3. How Can Communities Help Drive Sales of Complex Goods?
With smart devices and other software-driven products, many previously “simple” devices have become much more complex for the end consumer. An array of customizations and personalizations make something even as seemingly simple as purchasing a pair of shoes a much more complicated buying experience.
Consumers also face technical challenges in purchasing smart devices and software-driven products that can talk to one another, for example (see Figure 4). They may need to answer a variety of questions, including:
- Does this product support the protocols and standards I need for my particular application?
- Which of these devices works best together in combination with one another?
- What kinds of solutions can I build with a combination of different products being used together?
We made sure that we developed the right kinds of collaborative capabilities, such as questions and answers, that supported consumers evaluating a product for purchase, and provided key moderator and extension capabilities so that a question that is unanswered for a period of time can be automatically escalated to a call center representative. This reduces buying anxiety and increases the likelihood of a successful purchase that won’t result in post-sales support issues or product returns.
4. What Insights Can a Community Solution Built for Commerce Provide?
Finally, and perhaps most importantly, our customers told us they wanted to know much more about their end consumers’ buying journey, including:
- What questions were asked before a decision was made?
- How many conversations and interactions did it take to make a final purchase decision?
- Which social content — blogs, reviews, questions — helped influence a purchase?
- Which pieces of paid content actually drove sales?
By being connected with the actual commerce catalog, and knowing exactly which questions relate to which products, SAP Jam Communities provides deeper, more meaningful engagement metrics around what drives successful conversions (see Figure 5). This in turn enables companies to repeat successful transactions and create happy and loyal customers.
These insights also become the guideposts by which companies can better manage and scale their online communities. Often, they only have engagement metrics that community managers can use to measure results, rather than more robust information that indicates whether the inbound web traffic and click-through actually led to a desired outcome, for example. By connecting precise data about customer discussions and purchasing journeys, SAP Jam Communities provides unparalleled insight into how online communities influence conversions and drive sales.
4. What Insights Can a Community Solution Built for Commerce Provide?
Interactions beginning on a public community powered by SAP Jam Communities can easily transition into a private space powered by our SAP Jam collaboration solution. This opens the possibility of further reducing barriers so companies can build stronger and more successful relationships with their customers.

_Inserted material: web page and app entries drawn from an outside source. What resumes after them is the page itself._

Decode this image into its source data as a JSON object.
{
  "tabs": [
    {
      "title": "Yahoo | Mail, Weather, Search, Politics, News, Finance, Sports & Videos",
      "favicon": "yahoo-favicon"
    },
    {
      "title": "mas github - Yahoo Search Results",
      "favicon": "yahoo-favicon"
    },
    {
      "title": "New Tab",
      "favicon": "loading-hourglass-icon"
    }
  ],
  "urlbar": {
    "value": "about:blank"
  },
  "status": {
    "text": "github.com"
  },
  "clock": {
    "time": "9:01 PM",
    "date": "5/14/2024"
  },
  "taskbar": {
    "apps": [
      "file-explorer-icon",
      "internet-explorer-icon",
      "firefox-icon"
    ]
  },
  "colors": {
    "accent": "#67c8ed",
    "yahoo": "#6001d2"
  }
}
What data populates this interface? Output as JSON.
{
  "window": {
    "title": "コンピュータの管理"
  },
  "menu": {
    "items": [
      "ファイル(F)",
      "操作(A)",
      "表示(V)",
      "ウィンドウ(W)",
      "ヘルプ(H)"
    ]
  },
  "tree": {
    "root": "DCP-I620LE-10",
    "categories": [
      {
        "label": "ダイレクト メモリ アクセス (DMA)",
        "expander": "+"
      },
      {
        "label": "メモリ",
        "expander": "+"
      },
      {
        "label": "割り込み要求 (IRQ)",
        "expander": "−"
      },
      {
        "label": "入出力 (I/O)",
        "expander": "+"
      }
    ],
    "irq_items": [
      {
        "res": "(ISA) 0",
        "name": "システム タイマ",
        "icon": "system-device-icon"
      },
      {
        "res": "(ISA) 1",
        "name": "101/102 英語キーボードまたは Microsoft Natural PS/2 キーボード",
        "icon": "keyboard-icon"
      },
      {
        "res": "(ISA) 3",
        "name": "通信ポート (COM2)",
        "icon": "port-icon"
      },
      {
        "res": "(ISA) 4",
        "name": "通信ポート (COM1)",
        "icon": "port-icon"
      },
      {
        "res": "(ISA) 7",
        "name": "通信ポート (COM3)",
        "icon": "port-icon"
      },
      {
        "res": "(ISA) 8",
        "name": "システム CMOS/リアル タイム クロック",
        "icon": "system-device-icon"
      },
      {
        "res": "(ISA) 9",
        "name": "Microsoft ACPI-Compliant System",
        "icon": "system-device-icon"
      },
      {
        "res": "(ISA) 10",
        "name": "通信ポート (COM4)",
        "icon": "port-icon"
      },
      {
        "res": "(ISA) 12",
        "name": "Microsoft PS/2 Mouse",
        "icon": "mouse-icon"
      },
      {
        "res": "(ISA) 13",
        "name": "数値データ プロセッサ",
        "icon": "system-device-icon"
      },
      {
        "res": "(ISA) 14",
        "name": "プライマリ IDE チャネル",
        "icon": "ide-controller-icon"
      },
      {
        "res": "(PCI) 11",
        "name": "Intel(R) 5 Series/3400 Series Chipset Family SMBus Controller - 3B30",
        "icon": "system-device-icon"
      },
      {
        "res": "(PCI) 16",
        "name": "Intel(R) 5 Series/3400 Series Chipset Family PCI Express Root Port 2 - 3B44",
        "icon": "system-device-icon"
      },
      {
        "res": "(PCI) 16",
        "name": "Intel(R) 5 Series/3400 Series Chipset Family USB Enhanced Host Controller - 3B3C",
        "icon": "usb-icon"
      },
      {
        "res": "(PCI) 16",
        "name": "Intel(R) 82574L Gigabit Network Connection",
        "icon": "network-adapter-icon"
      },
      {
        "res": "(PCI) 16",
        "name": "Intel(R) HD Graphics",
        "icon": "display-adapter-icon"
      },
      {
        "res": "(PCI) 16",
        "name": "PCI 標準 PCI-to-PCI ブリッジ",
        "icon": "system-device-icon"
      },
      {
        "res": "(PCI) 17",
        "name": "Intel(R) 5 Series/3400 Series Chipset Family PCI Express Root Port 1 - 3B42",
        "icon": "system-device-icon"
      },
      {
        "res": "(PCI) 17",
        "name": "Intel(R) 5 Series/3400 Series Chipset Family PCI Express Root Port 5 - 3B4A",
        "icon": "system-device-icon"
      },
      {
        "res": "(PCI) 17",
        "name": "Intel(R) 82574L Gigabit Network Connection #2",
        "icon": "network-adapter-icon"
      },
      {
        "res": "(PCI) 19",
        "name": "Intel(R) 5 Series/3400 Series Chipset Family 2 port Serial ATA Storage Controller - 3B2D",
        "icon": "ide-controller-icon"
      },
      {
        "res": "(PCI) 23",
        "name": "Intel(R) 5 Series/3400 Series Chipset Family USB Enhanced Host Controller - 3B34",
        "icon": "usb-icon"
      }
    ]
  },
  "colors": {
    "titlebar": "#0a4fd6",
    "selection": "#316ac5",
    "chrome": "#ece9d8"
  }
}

Just as we’ve found success with SAP Jam for internal employee collaboration by listening to our customers and identifying and solving real-world, everyday business challenges, we intend to continue to do the same with SAP Jam Communities. The evolution of the product will be a direct result of how well we listen to our customers, and how successful we are in executing against a plan to take online communities into the future.
For more information, visit http://go.sap.com/product/content-collaboration/community-powered-commerce.html.